Task requirements:
A verbatim copy of the listing is needed; pictures are to be left out.

Data records:
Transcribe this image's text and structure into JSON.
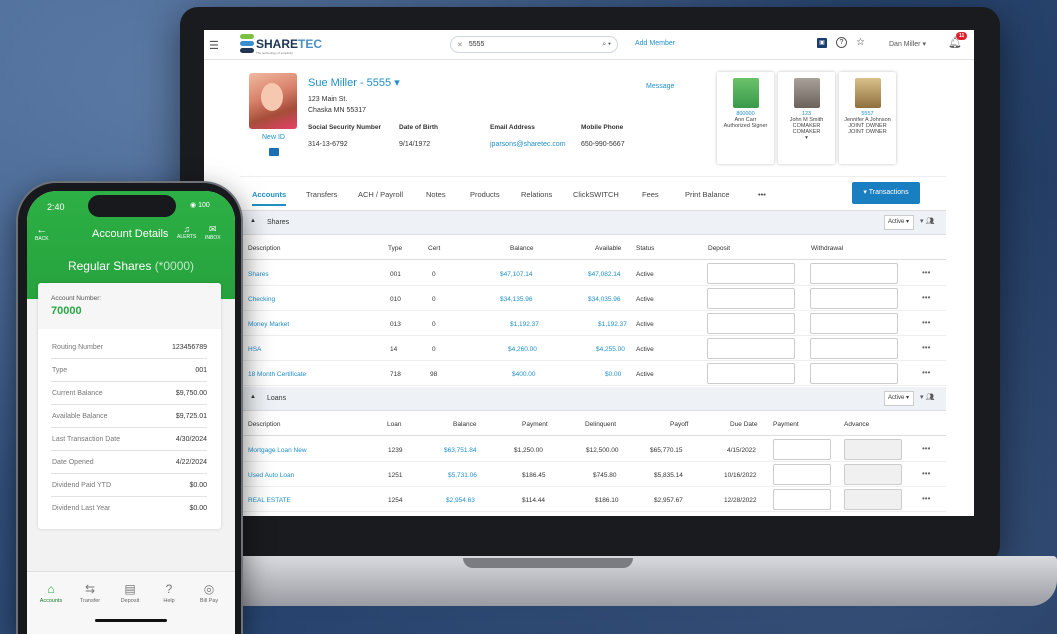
{
  "laptop": {
    "topbar": {
      "brand": "SHARETEC",
      "brand_prefix": "SHARE",
      "brand_suffix": "TEC",
      "tagline": "The technology of simplicity",
      "search_value": "5555",
      "add_member": "Add Member",
      "user": "Dan Miller ▾",
      "notifications": "11"
    },
    "member": {
      "name": "Sue Miller - 5555 ▾",
      "address1": "123 Main St.",
      "address2": "Chaska MN 55317",
      "new_id": "New ID",
      "message": "Message",
      "fields": [
        {
          "label": "Social Security Number",
          "value": "314-13-6792"
        },
        {
          "label": "Date of Birth",
          "value": "9/14/1972"
        },
        {
          "label": "Email Address",
          "value": "jparsons@sharetec.com"
        },
        {
          "label": "Mobile Phone",
          "value": "650-990-5667"
        }
      ],
      "relations": [
        {
          "id": "800000",
          "name": "Ann Carr",
          "role1": "Authorized Signer",
          "role2": ""
        },
        {
          "id": "123",
          "name": "John M Smith",
          "role1": "COMAKER",
          "role2": "COMAKER"
        },
        {
          "id": "5557",
          "name": "Jennifer A Johnson",
          "role1": "JOINT OWNER",
          "role2": "JOINT OWNER"
        }
      ]
    },
    "tabs": [
      "Accounts",
      "Transfers",
      "ACH / Payroll",
      "Notes",
      "Products",
      "Relations",
      "ClickSWITCH",
      "Fees",
      "Print Balance",
      "•••"
    ],
    "transactions_button": "Transactions",
    "shares": {
      "title": "Shares",
      "filter": "Active ▾",
      "columns": [
        "Description",
        "Type",
        "Cert",
        "Balance",
        "Available",
        "Status",
        "Deposit",
        "Withdrawal"
      ],
      "rows": [
        {
          "desc": "Shares",
          "type": "001",
          "cert": "0",
          "balance": "$47,107.14",
          "available": "$47,082.14",
          "status": "Active"
        },
        {
          "desc": "Checking",
          "type": "010",
          "cert": "0",
          "balance": "$34,135.96",
          "available": "$34,035.96",
          "status": "Active"
        },
        {
          "desc": "Money Market",
          "type": "013",
          "cert": "0",
          "balance": "$1,192.37",
          "available": "$1,192.37",
          "status": "Active"
        },
        {
          "desc": "HSA",
          "type": "14",
          "cert": "0",
          "balance": "$4,260.00",
          "available": "$4,255.00",
          "status": "Active"
        },
        {
          "desc": "18 Month Certificate",
          "type": "718",
          "cert": "98",
          "balance": "$400.00",
          "available": "$0.00",
          "status": "Active"
        }
      ]
    },
    "loans": {
      "title": "Loans",
      "filter": "Active ▾",
      "columns": [
        "Description",
        "Loan",
        "Balance",
        "Payment",
        "Delinquent",
        "Payoff",
        "Due Date",
        "Payment",
        "Advance"
      ],
      "rows": [
        {
          "desc": "Mortgage Loan New",
          "loan": "1239",
          "balance": "$63,751.84",
          "payment": "$1,250.00",
          "delinquent": "$12,500.00",
          "payoff": "$65,770.15",
          "due": "4/15/2022"
        },
        {
          "desc": "Used Auto Loan",
          "loan": "1251",
          "balance": "$5,731.06",
          "payment": "$186.45",
          "delinquent": "$745.80",
          "payoff": "$5,835.14",
          "due": "10/16/2022"
        },
        {
          "desc": "REAL ESTATE",
          "loan": "1254",
          "balance": "$2,954.63",
          "payment": "$114.44",
          "delinquent": "$186.10",
          "payoff": "$2,957.67",
          "due": "12/28/2022"
        }
      ]
    },
    "row_menu": "•••"
  },
  "phone": {
    "time": "2:40",
    "battery": "100",
    "back": "BACK",
    "title": "Account Details",
    "alerts": "ALERTS",
    "inbox": "INBOX",
    "account_name": "Regular Shares",
    "account_suffix": "(*0000)",
    "account_number_label": "Account Number:",
    "account_number": "70000",
    "details": [
      {
        "k": "Routing Number",
        "v": "123456789"
      },
      {
        "k": "Type",
        "v": "001"
      },
      {
        "k": "Current Balance",
        "v": "$9,750.00"
      },
      {
        "k": "Available Balance",
        "v": "$9,725.01"
      },
      {
        "k": "Last Transaction Date",
        "v": "4/30/2024"
      },
      {
        "k": "Date Opened",
        "v": "4/22/2024"
      },
      {
        "k": "Dividend Paid YTD",
        "v": "$0.00"
      },
      {
        "k": "Dividend Last Year",
        "v": "$0.00"
      }
    ],
    "tabbar": [
      {
        "label": "Accounts",
        "icon": "⌂"
      },
      {
        "label": "Transfer",
        "icon": "⇆"
      },
      {
        "label": "Deposit",
        "icon": "▤"
      },
      {
        "label": "Help",
        "icon": "?"
      },
      {
        "label": "Bill Pay",
        "icon": "◎"
      }
    ]
  }
}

Task response:
Transcribe this image's text and structure into JSON.
{
  "laptop": {
    "topbar": {
      "brand": "SHARETEC",
      "brand_prefix": "SHARE",
      "brand_suffix": "TEC",
      "tagline": "The technology of simplicity",
      "search_value": "5555",
      "add_member": "Add Member",
      "user": "Dan Miller ▾",
      "notifications": "11"
    },
    "member": {
      "name": "Sue Miller - 5555 ▾",
      "address1": "123 Main St.",
      "address2": "Chaska MN 55317",
      "new_id": "New ID",
      "message": "Message",
      "fields": [
        {
          "label": "Social Security Number",
          "value": "314-13-6792"
        },
        {
          "label": "Date of Birth",
          "value": "9/14/1972"
        },
        {
          "label": "Email Address",
          "value": "jparsons@sharetec.com"
        },
        {
          "label": "Mobile Phone",
          "value": "650-990-5667"
        }
      ],
      "relations": [
        {
          "id": "800000",
          "name": "Ann Carr",
          "role1": "Authorized Signer",
          "role2": ""
        },
        {
          "id": "123",
          "name": "John M Smith",
          "role1": "COMAKER",
          "role2": "COMAKER"
        },
        {
          "id": "5557",
          "name": "Jennifer A Johnson",
          "role1": "JOINT OWNER",
          "role2": "JOINT OWNER"
        }
      ]
    },
    "tabs": [
      "Accounts",
      "Transfers",
      "ACH / Payroll",
      "Notes",
      "Products",
      "Relations",
      "ClickSWITCH",
      "Fees",
      "Print Balance",
      "•••"
    ],
    "transactions_button": "Transactions",
    "shares": {
      "title": "Shares",
      "filter": "Active ▾",
      "columns": [
        "Description",
        "Type",
        "Cert",
        "Balance",
        "Available",
        "Status",
        "Deposit",
        "Withdrawal"
      ],
      "rows": [
        {
          "desc": "Shares",
          "type": "001",
          "cert": "0",
          "balance": "$47,107.14",
          "available": "$47,082.14",
          "status": "Active"
        },
        {
          "desc": "Checking",
          "type": "010",
          "cert": "0",
          "balance": "$34,135.96",
          "available": "$34,035.96",
          "status": "Active"
        },
        {
          "desc": "Money Market",
          "type": "013",
          "cert": "0",
          "balance": "$1,192.37",
          "available": "$1,192.37",
          "status": "Active"
        },
        {
          "desc": "HSA",
          "type": "14",
          "cert": "0",
          "balance": "$4,260.00",
          "available": "$4,255.00",
          "status": "Active"
        },
        {
          "desc": "18 Month Certificate",
          "type": "718",
          "cert": "98",
          "balance": "$400.00",
          "available": "$0.00",
          "status": "Active"
        }
      ]
    },
    "loans": {
      "title": "Loans",
      "filter": "Active ▾",
      "columns": [
        "Description",
        "Loan",
        "Balance",
        "Payment",
        "Delinquent",
        "Payoff",
        "Due Date",
        "Payment",
        "Advance"
      ],
      "rows": [
        {
          "desc": "Mortgage Loan New",
          "loan": "1239",
          "balance": "$63,751.84",
          "payment": "$1,250.00",
          "delinquent": "$12,500.00",
          "payoff": "$65,770.15",
          "due": "4/15/2022"
        },
        {
          "desc": "Used Auto Loan",
          "loan": "1251",
          "balance": "$5,731.06",
          "payment": "$186.45",
          "delinquent": "$745.80",
          "payoff": "$5,835.14",
          "due": "10/16/2022"
        },
        {
          "desc": "REAL ESTATE",
          "loan": "1254",
          "balance": "$2,954.63",
          "payment": "$114.44",
          "delinquent": "$186.10",
          "payoff": "$2,957.67",
          "due": "12/28/2022"
        }
      ]
    },
    "row_menu": "•••"
  },
  "phone": {
    "time": "2:40",
    "battery": "100",
    "back": "BACK",
    "title": "Account Details",
    "alerts": "ALERTS",
    "inbox": "INBOX",
    "account_name": "Regular Shares",
    "account_suffix": "(*0000)",
    "account_number_label": "Account Number:",
    "account_number": "70000",
    "details": [
      {
        "k": "Routing Number",
        "v": "123456789"
      },
      {
        "k": "Type",
        "v": "001"
      },
      {
        "k": "Current Balance",
        "v": "$9,750.00"
      },
      {
        "k": "Available Balance",
        "v": "$9,725.01"
      },
      {
        "k": "Last Transaction Date",
        "v": "4/30/2024"
      },
      {
        "k": "Date Opened",
        "v": "4/22/2024"
      },
      {
        "k": "Dividend Paid YTD",
        "v": "$0.00"
      },
      {
        "k": "Dividend Last Year",
        "v": "$0.00"
      }
    ],
    "tabbar": [
      {
        "label": "Accounts",
        "icon": "⌂"
      },
      {
        "label": "Transfer",
        "icon": "⇆"
      },
      {
        "label": "Deposit",
        "icon": "▤"
      },
      {
        "label": "Help",
        "icon": "?"
      },
      {
        "label": "Bill Pay",
        "icon": "◎"
      }
    ]
  }
}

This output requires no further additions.